You are right, for many simple situations at the moment Bitcoin may not appear to be of any advantage. But then why do people make phone calls using cell phones when an AT&T land-line works just as well?

From the bigger picture - Bitcoin or some form of crypto-currency provides a very low cost geographically independent, anonymous, global peer to peer real-time payment system without the involvement of banks or governments.

The implications, impact, scope, and benefits, are colossal. As most I hope can see for themselves, at least those of us who perhaps haven't written a check in the past 10 years.

Bitcoin has the real potential to do to the finance and banking industry what email has done to snail-mail traffic, or the internet has done to the newspaper and book publishing industry, or what Google has done to the sale of 30 volume hardback editions of the Encyclopedia Britannica.

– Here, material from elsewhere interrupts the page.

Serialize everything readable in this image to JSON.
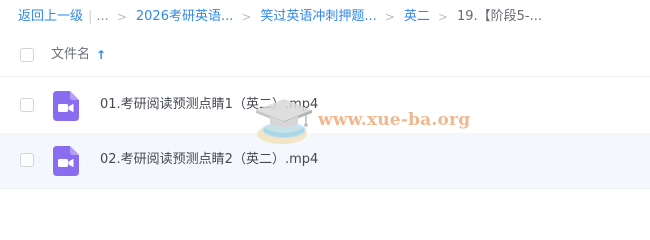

The global internet phenomena screams for the equivalent in a true real-time payment companion. The massive discordance of political systems around the world are not likely to implement something like this on their own - they will need to be forced to do so and there is no force on earth as powerful as a global popular uprising - we see that in social media already to a large extent. The meme of Bitcoin will work its way around the world, as it has been doing for some time now, and will inevitably gain an increasingly firm foothold through popular usage by individuals. The biggest savings will be for merchants who stand to gain significantly from discarding card payment systems - their widespread adoption with some enticements in the form of lower prices or discounts should convince more consumers to come on board. It will be a rocky road and very bumpy in parts of the world, but I am convinced something like this, if not Bitcoin, is entirely inevitable in the near future if not now.